▶ [Interface dataset entries]:

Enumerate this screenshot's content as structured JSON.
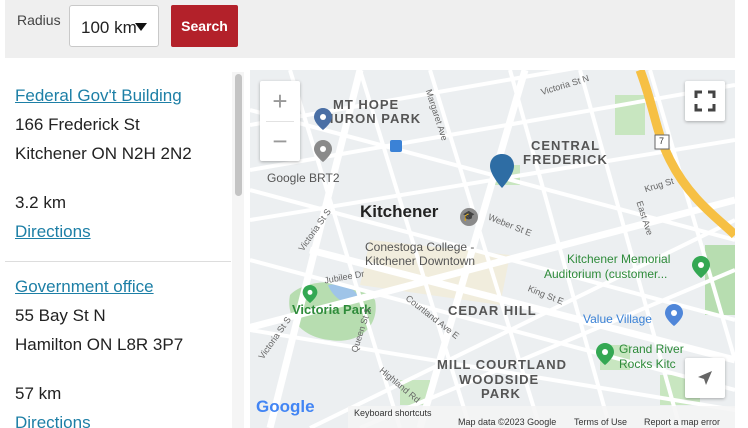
{
  "search": {
    "radius_label": "Radius",
    "radius_value": "100 km",
    "button_label": "Search"
  },
  "results": [
    {
      "name": "Federal Gov't Building",
      "address1": "166 Frederick St",
      "address2": "Kitchener ON N2H 2N2",
      "distance": "3.2 km",
      "directions": "Directions"
    },
    {
      "name": "Government office",
      "address1": "55 Bay St N",
      "address2": "Hamilton ON L8R 3P7",
      "distance": "57 km",
      "directions": "Directions"
    }
  ],
  "map": {
    "zoom_in": "+",
    "zoom_out": "−",
    "city_label": "Kitchener",
    "districts": {
      "mt_hope": "MT HOPE",
      "huron_park": "HURON PARK",
      "central": "CENTRAL",
      "frederick": "FREDERICK",
      "cedar_hill": "CEDAR HILL",
      "mill_courtland": "MILL COURTLAND",
      "woodside": "WOODSIDE",
      "park": "PARK"
    },
    "pois": {
      "google_brt2": "Google BRT2",
      "conestoga_1": "Conestoga College -",
      "conestoga_2": "Kitchener Downtown",
      "victoria_park": "Victoria Park",
      "memorial_1": "Kitchener Memorial",
      "memorial_2": "Auditorium (customer...",
      "value_village": "Value Village",
      "grand_river_1": "Grand River",
      "grand_river_2": "Rocks Kitc"
    },
    "streets": {
      "margaret": "Margaret Ave",
      "victoria_n": "Victoria St N",
      "victoria_s1": "Victoria St S",
      "victoria_s2": "Victoria St S",
      "weber": "Weber St E",
      "krug": "Krug St",
      "east": "East Ave",
      "king": "King St E",
      "queen": "Queen St S",
      "jubilee": "Jubilee Dr",
      "courtland": "Courtland Ave E",
      "highland": "Highland Rd",
      "hwy": "7"
    },
    "footer": {
      "logo": "Google",
      "keyboard": "Keyboard shortcuts",
      "mapdata": "Map data ©2023 Google",
      "terms": "Terms of Use",
      "report": "Report a map error"
    },
    "colors": {
      "marker": "#2e6da4",
      "park": "#b7ddb0",
      "highway": "#f6c044",
      "search_button": "#b3212a",
      "link": "#1d7fa6"
    }
  }
}
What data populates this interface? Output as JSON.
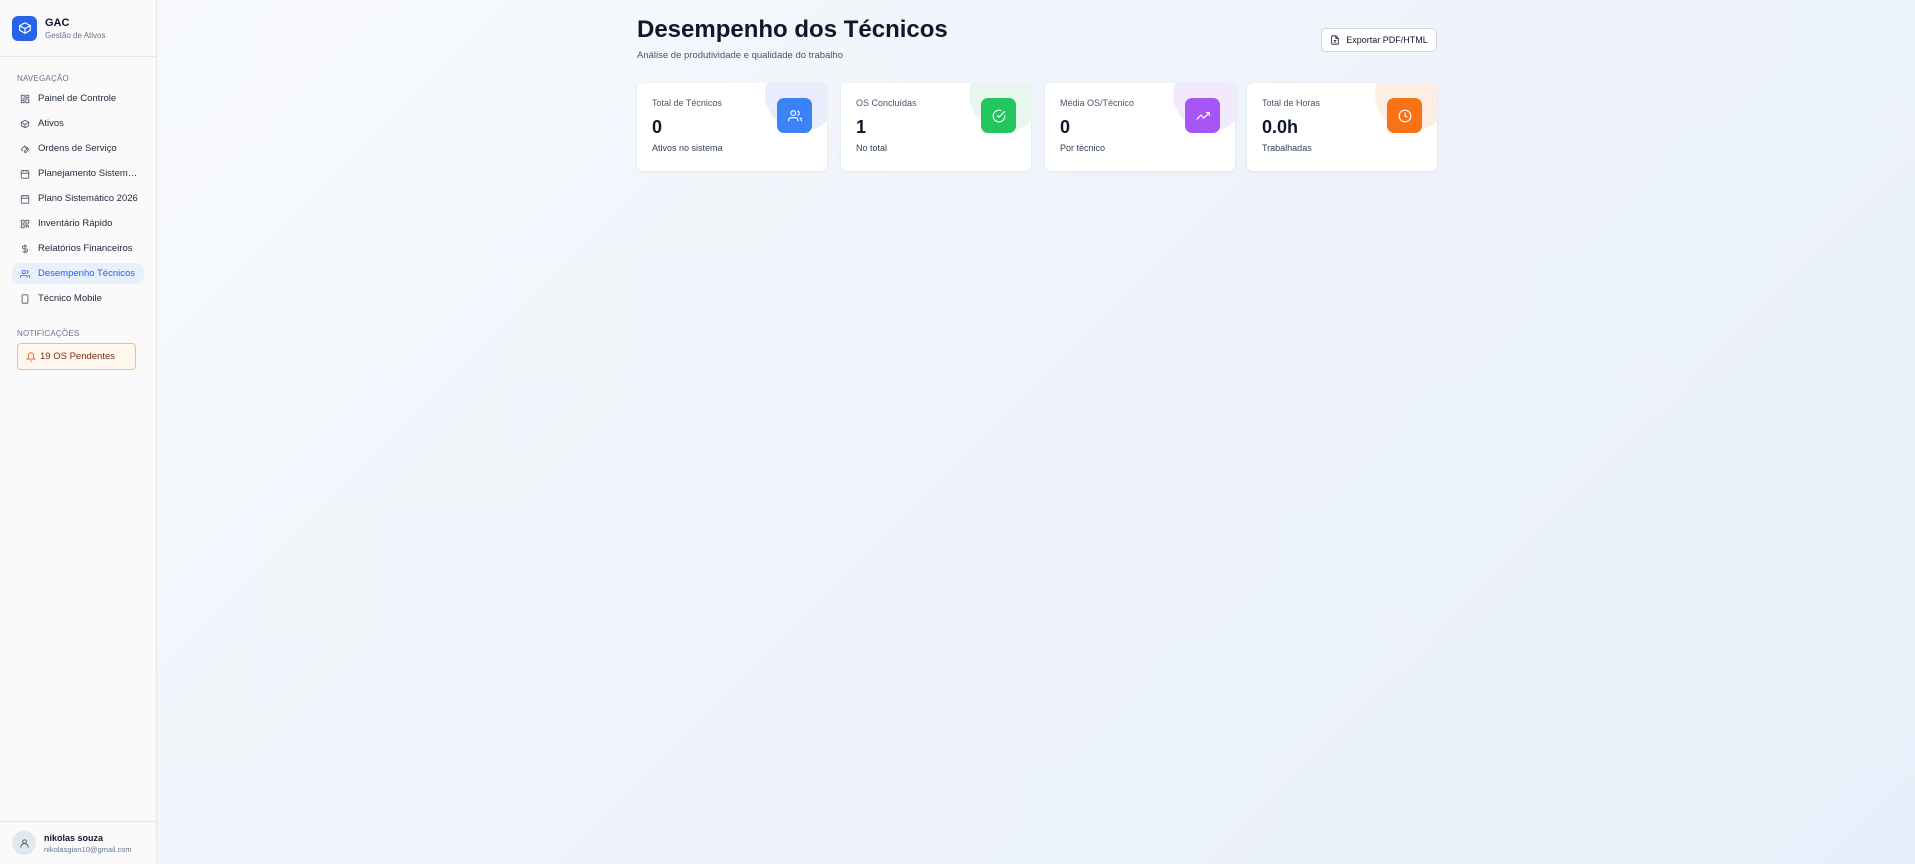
{
  "brand": {
    "name": "GAC",
    "subtitle": "Gestão de Ativos",
    "icon": "box-icon"
  },
  "sidebar": {
    "nav_label": "NAVEGAÇÃO",
    "items": [
      {
        "label": "Painel de Controle",
        "icon": "dashboard-icon"
      },
      {
        "label": "Ativos",
        "icon": "box-icon"
      },
      {
        "label": "Ordens de Serviço",
        "icon": "wrench-icon"
      },
      {
        "label": "Planejamento Sistemá...",
        "icon": "calendar-icon"
      },
      {
        "label": "Plano Sistemático 2026",
        "icon": "calendar-icon"
      },
      {
        "label": "Inventário Rápido",
        "icon": "qr-code-icon"
      },
      {
        "label": "Relatórios Financeiros",
        "icon": "dollar-icon"
      },
      {
        "label": "Desempenho Técnicos",
        "icon": "users-icon",
        "active": true
      },
      {
        "label": "Técnico Mobile",
        "icon": "smartphone-icon"
      }
    ],
    "notifications_label": "NOTIFICAÇÕES",
    "notification": {
      "label": "19 OS Pendentes",
      "icon": "bell-icon"
    }
  },
  "user": {
    "name": "nikolas souza",
    "email": "nikolasgian10@gmail.com"
  },
  "header": {
    "title": "Desempenho dos Técnicos",
    "subtitle": "Análise de produtividade e qualidade do trabalho",
    "export_label": "Exportar PDF/HTML"
  },
  "cards": [
    {
      "label": "Total de Técnicos",
      "value": "0",
      "sub": "Ativos no sistema",
      "icon": "users-icon",
      "color": "#3b82f6",
      "blob": "#e8eefc"
    },
    {
      "label": "OS Concluídas",
      "value": "1",
      "sub": "No total",
      "icon": "check-circle-icon",
      "color": "#22c55e",
      "blob": "#e7f7ed"
    },
    {
      "label": "Média OS/Técnico",
      "value": "0",
      "sub": "Por técnico",
      "icon": "trending-up-icon",
      "color": "#a855f7",
      "blob": "#f3e9fd"
    },
    {
      "label": "Total de Horas",
      "value": "0.0h",
      "sub": "Trabalhadas",
      "icon": "clock-icon",
      "color": "#f97316",
      "blob": "#fdeee3"
    }
  ]
}
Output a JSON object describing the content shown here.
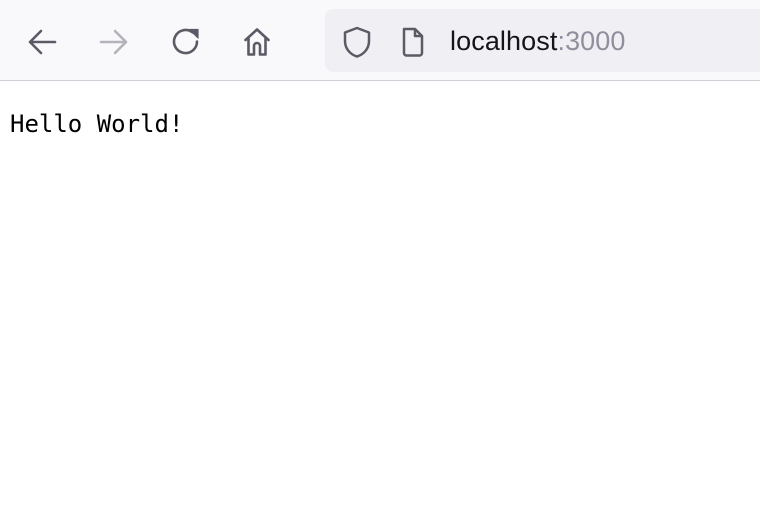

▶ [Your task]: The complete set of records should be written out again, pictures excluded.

▶ [Written solution]:
Enumerate this screenshot's content as structured JSON.
{
  "search": {
    "radius_label": "Radius",
    "radius_value": "100 km",
    "button_label": "Search"
  },
  "results": [
    {
      "name": "Federal Gov't Building",
      "address1": "166 Frederick St",
      "address2": "Kitchener ON N2H 2N2",
      "distance": "3.2 km",
      "directions": "Directions"
    },
    {
      "name": "Government office",
      "address1": "55 Bay St N",
      "address2": "Hamilton ON L8R 3P7",
      "distance": "57 km",
      "directions": "Directions"
    }
  ],
  "map": {
    "zoom_in": "+",
    "zoom_out": "−",
    "city_label": "Kitchener",
    "districts": {
      "mt_hope": "MT HOPE",
      "huron_park": "HURON PARK",
      "central": "CENTRAL",
      "frederick": "FREDERICK",
      "cedar_hill": "CEDAR HILL",
      "mill_courtland": "MILL COURTLAND",
      "woodside": "WOODSIDE",
      "park": "PARK"
    },
    "pois": {
      "google_brt2": "Google BRT2",
      "conestoga_1": "Conestoga College -",
      "conestoga_2": "Kitchener Downtown",
      "victoria_park": "Victoria Park",
      "memorial_1": "Kitchener Memorial",
      "memorial_2": "Auditorium (customer...",
      "value_village": "Value Village",
      "grand_river_1": "Grand River",
      "grand_river_2": "Rocks Kitc"
    },
    "streets": {
      "margaret": "Margaret Ave",
      "victoria_n": "Victoria St N",
      "victoria_s1": "Victoria St S",
      "victoria_s2": "Victoria St S",
      "weber": "Weber St E",
      "krug": "Krug St",
      "east": "East Ave",
      "king": "King St E",
      "queen": "Queen St S",
      "jubilee": "Jubilee Dr",
      "courtland": "Courtland Ave E",
      "highland": "Highland Rd",
      "hwy": "7"
    },
    "footer": {
      "logo": "Google",
      "keyboard": "Keyboard shortcuts",
      "mapdata": "Map data ©2023 Google",
      "terms": "Terms of Use",
      "report": "Report a map error"
    },
    "colors": {
      "marker": "#2e6da4",
      "park": "#b7ddb0",
      "highway": "#f6c044",
      "search_button": "#b3212a",
      "link": "#1d7fa6"
    }
  }
}
What data populates this interface? Output as JSON.
{
  "brand": {
    "name": "GAC",
    "subtitle": "Gestão de Ativos",
    "icon": "box-icon"
  },
  "sidebar": {
    "nav_label": "NAVEGAÇÃO",
    "items": [
      {
        "label": "Painel de Controle",
        "icon": "dashboard-icon"
      },
      {
        "label": "Ativos",
        "icon": "box-icon"
      },
      {
        "label": "Ordens de Serviço",
        "icon": "wrench-icon"
      },
      {
        "label": "Planejamento Sistemá...",
        "icon": "calendar-icon"
      },
      {
        "label": "Plano Sistemático 2026",
        "icon": "calendar-icon"
      },
      {
        "label": "Inventário Rápido",
        "icon": "qr-code-icon"
      },
      {
        "label": "Relatórios Financeiros",
        "icon": "dollar-icon"
      },
      {
        "label": "Desempenho Técnicos",
        "icon": "users-icon",
        "active": true
      },
      {
        "label": "Técnico Mobile",
        "icon": "smartphone-icon"
      }
    ],
    "notifications_label": "NOTIFICAÇÕES",
    "notification": {
      "label": "19 OS Pendentes",
      "icon": "bell-icon"
    }
  },
  "user": {
    "name": "nikolas souza",
    "email": "nikolasgian10@gmail.com"
  },
  "header": {
    "title": "Desempenho dos Técnicos",
    "subtitle": "Análise de produtividade e qualidade do trabalho",
    "export_label": "Exportar PDF/HTML"
  },
  "cards": [
    {
      "label": "Total de Técnicos",
      "value": "0",
      "sub": "Ativos no sistema",
      "icon": "users-icon",
      "color": "#3b82f6",
      "blob": "#e8eefc"
    },
    {
      "label": "OS Concluídas",
      "value": "1",
      "sub": "No total",
      "icon": "check-circle-icon",
      "color": "#22c55e",
      "blob": "#e7f7ed"
    },
    {
      "label": "Média OS/Técnico",
      "value": "0",
      "sub": "Por técnico",
      "icon": "trending-up-icon",
      "color": "#a855f7",
      "blob": "#f3e9fd"
    },
    {
      "label": "Total de Horas",
      "value": "0.0h",
      "sub": "Trabalhadas",
      "icon": "clock-icon",
      "color": "#f97316",
      "blob": "#fdeee3"
    }
  ]
}
Output a JSON object describing the content shown here.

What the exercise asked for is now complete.